Last week while I was documenting a vernal pool for a client, I spotted a swamp white oak leaf that was covered with fuzzy brown galls, about 4 mm in diameter, on the underside. I stuffed the leaf in a sandwich bag, recognizing them as cynipid wasp galls that I had seen described but had never actually found before.
A few days later a tiny wasp appeared. It is a cynipid, so I will assume for the time being that it is Neuroterus floccosus, the species responsible for these galls, which are known as oak flake galls. In addition to swamp white oak (Quercus bicolor), they occur on bur oak (Q. macrocarpa), dwarf chinquapin oak (Q. prinoides), and overcup oak (Q. lyrata). Similar galls on white oak (Q. alba) are caused by N. exiguissimus.
It’s hard to see a tiny exit hole in that dense brown fuzz, so I’m not sure if this wasp was a straggler or the first of many to come… time will tell. This one was scurrying about continuously from the moment I let it out of the bag (despite having been in the fridge for a day), so although it may not be obvious, the above photo is an action shot.

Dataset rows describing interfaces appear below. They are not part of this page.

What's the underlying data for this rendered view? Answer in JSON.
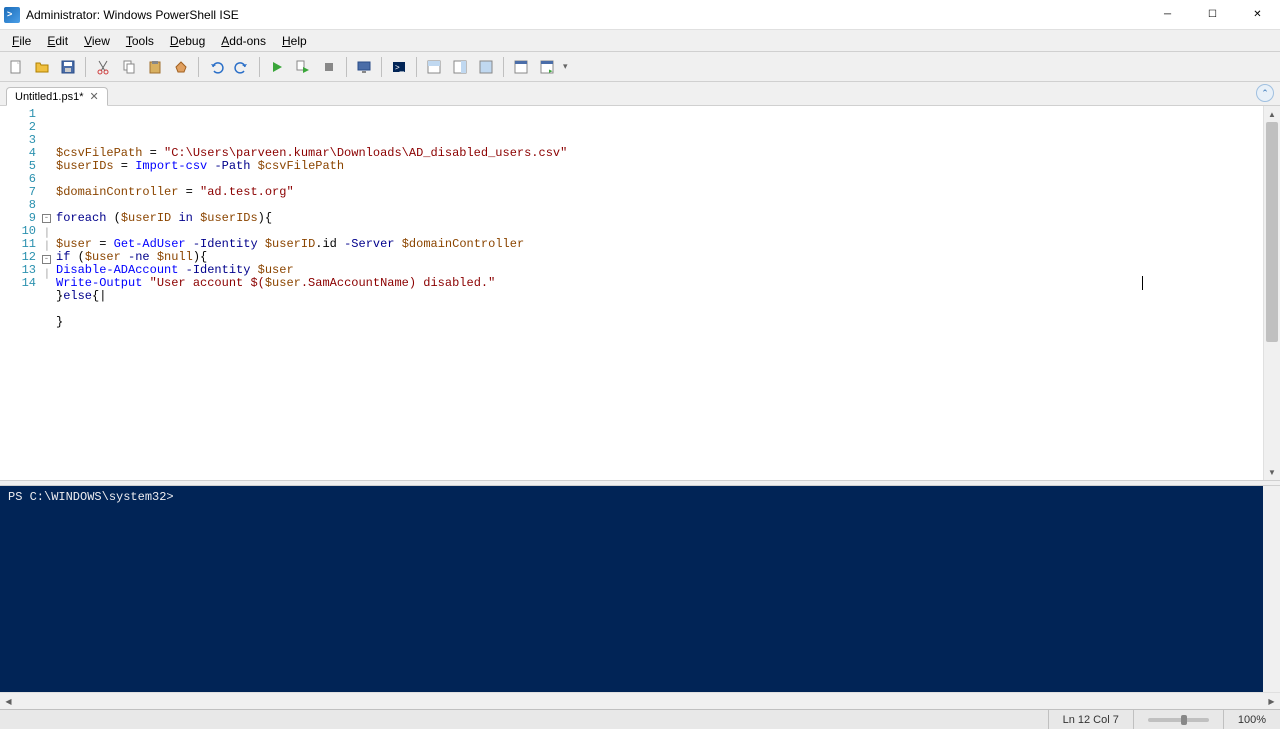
{
  "window": {
    "title": "Administrator: Windows PowerShell ISE"
  },
  "menu": {
    "file": "File",
    "edit": "Edit",
    "view": "View",
    "tools": "Tools",
    "debug": "Debug",
    "addons": "Add-ons",
    "help": "Help"
  },
  "tab": {
    "name": "Untitled1.ps1*"
  },
  "code_lines": [
    {
      "n": 1,
      "fold": "",
      "segs": [
        {
          "c": "v",
          "t": "$csvFilePath"
        },
        {
          "c": "t",
          "t": " = "
        },
        {
          "c": "s",
          "t": "\"C:\\Users\\parveen.kumar\\Downloads\\AD_disabled_users.csv\""
        }
      ]
    },
    {
      "n": 2,
      "fold": "",
      "segs": [
        {
          "c": "v",
          "t": "$userIDs"
        },
        {
          "c": "t",
          "t": " = "
        },
        {
          "c": "c",
          "t": "Import-csv"
        },
        {
          "c": "t",
          "t": " "
        },
        {
          "c": "p",
          "t": "-Path"
        },
        {
          "c": "t",
          "t": " "
        },
        {
          "c": "v",
          "t": "$csvFilePath"
        }
      ]
    },
    {
      "n": 3,
      "fold": "",
      "segs": []
    },
    {
      "n": 4,
      "fold": "",
      "segs": [
        {
          "c": "v",
          "t": "$domainController"
        },
        {
          "c": "t",
          "t": " = "
        },
        {
          "c": "s",
          "t": "\"ad.test.org\""
        }
      ]
    },
    {
      "n": 5,
      "fold": "",
      "segs": []
    },
    {
      "n": 6,
      "fold": "",
      "segs": [
        {
          "c": "k",
          "t": "foreach"
        },
        {
          "c": "t",
          "t": " ("
        },
        {
          "c": "v",
          "t": "$userID"
        },
        {
          "c": "t",
          "t": " "
        },
        {
          "c": "k",
          "t": "in"
        },
        {
          "c": "t",
          "t": " "
        },
        {
          "c": "v",
          "t": "$userIDs"
        },
        {
          "c": "t",
          "t": "){"
        }
      ]
    },
    {
      "n": 7,
      "fold": "",
      "segs": []
    },
    {
      "n": 8,
      "fold": "",
      "segs": [
        {
          "c": "v",
          "t": "$user"
        },
        {
          "c": "t",
          "t": " = "
        },
        {
          "c": "c",
          "t": "Get-AdUser"
        },
        {
          "c": "t",
          "t": " "
        },
        {
          "c": "p",
          "t": "-Identity"
        },
        {
          "c": "t",
          "t": " "
        },
        {
          "c": "v",
          "t": "$userID"
        },
        {
          "c": "t",
          "t": "."
        },
        {
          "c": "m",
          "t": "id"
        },
        {
          "c": "t",
          "t": " "
        },
        {
          "c": "p",
          "t": "-Server"
        },
        {
          "c": "t",
          "t": " "
        },
        {
          "c": "v",
          "t": "$domainController"
        }
      ]
    },
    {
      "n": 9,
      "fold": "⊟",
      "segs": [
        {
          "c": "k",
          "t": "if"
        },
        {
          "c": "t",
          "t": " ("
        },
        {
          "c": "v",
          "t": "$user"
        },
        {
          "c": "t",
          "t": " "
        },
        {
          "c": "p",
          "t": "-ne"
        },
        {
          "c": "t",
          "t": " "
        },
        {
          "c": "v",
          "t": "$null"
        },
        {
          "c": "t",
          "t": "){"
        }
      ]
    },
    {
      "n": 10,
      "fold": "|",
      "segs": [
        {
          "c": "c",
          "t": "Disable-ADAccount"
        },
        {
          "c": "t",
          "t": " "
        },
        {
          "c": "p",
          "t": "-Identity"
        },
        {
          "c": "t",
          "t": " "
        },
        {
          "c": "v",
          "t": "$user"
        }
      ]
    },
    {
      "n": 11,
      "fold": "|",
      "segs": [
        {
          "c": "c",
          "t": "Write-Output"
        },
        {
          "c": "t",
          "t": " "
        },
        {
          "c": "s",
          "t": "\"User account $("
        },
        {
          "c": "v",
          "t": "$user"
        },
        {
          "c": "s",
          "t": ".SamAccountName) disabled.\""
        }
      ]
    },
    {
      "n": 12,
      "fold": "⊟",
      "segs": [
        {
          "c": "t",
          "t": "}"
        },
        {
          "c": "k",
          "t": "else"
        },
        {
          "c": "t",
          "t": "{|"
        }
      ]
    },
    {
      "n": 13,
      "fold": "|",
      "segs": []
    },
    {
      "n": 14,
      "fold": "",
      "segs": [
        {
          "c": "t",
          "t": "}"
        }
      ]
    }
  ],
  "console": {
    "prompt": "PS C:\\WINDOWS\\system32> "
  },
  "status": {
    "position": "Ln 12  Col 7",
    "zoom": "100%"
  },
  "toolbar_icons": [
    "new-icon",
    "open-icon",
    "save-icon",
    "cut-icon",
    "copy-icon",
    "paste-icon",
    "clear-icon",
    "undo-icon",
    "redo-icon",
    "run-script-icon",
    "run-selection-icon",
    "stop-icon",
    "remote-icon",
    "command-addon-icon",
    "show-script-top-icon",
    "show-script-right-icon",
    "show-script-max-icon",
    "show-command-icon",
    "show-command-addon-icon"
  ]
}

(Added May 2) It was the first of many… a few days later I checked the bag and there were lots of little wasps, most of them running around nonstop like the first one. A few that had evidently emerged more recently held still and let me get some better close-ups. Below is a shot that shows the size of one of the wasps relative to the galls.